=== Try it ===
Report the count of lines below that include "label", without any other text.

= Beginning of Section =

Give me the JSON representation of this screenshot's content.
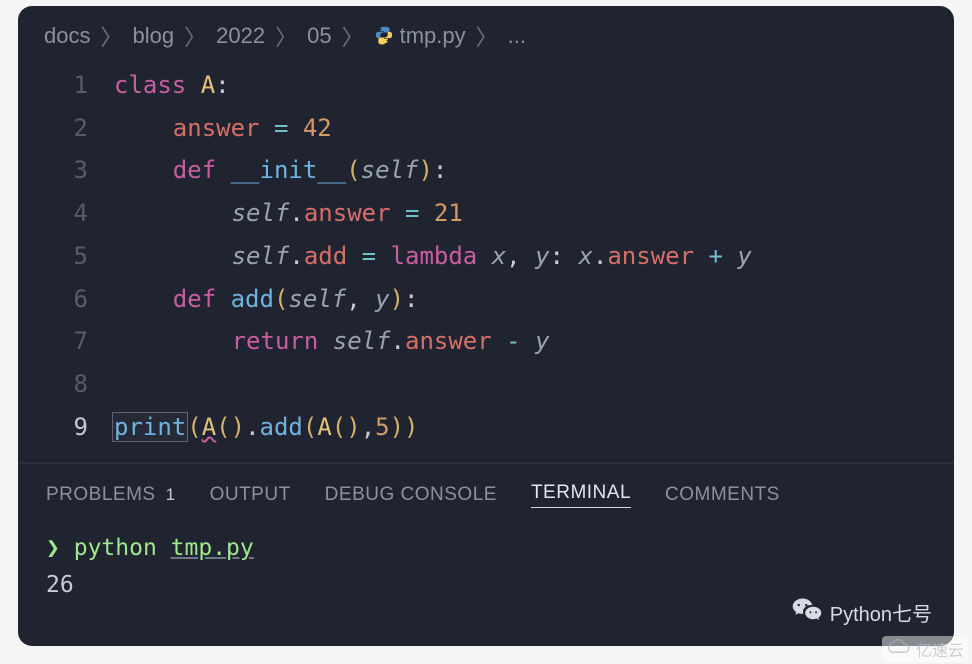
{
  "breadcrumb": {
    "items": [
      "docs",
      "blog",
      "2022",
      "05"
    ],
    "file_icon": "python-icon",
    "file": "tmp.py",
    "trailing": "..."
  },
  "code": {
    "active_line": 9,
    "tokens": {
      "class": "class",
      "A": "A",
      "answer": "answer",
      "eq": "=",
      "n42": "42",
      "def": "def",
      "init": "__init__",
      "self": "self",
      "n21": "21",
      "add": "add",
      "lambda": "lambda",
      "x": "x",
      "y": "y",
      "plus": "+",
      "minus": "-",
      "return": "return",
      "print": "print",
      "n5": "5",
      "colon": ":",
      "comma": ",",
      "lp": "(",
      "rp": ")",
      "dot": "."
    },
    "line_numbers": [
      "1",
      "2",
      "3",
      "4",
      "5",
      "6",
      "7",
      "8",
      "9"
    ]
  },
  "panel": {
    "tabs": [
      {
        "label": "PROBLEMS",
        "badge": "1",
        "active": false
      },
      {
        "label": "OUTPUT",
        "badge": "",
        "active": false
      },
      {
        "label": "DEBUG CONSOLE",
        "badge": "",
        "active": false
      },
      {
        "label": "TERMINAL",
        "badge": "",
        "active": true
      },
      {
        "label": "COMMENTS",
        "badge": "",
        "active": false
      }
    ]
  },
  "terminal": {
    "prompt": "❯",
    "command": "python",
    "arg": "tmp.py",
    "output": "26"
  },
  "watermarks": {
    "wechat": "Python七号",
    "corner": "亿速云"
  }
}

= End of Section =

=== Task answer ===
5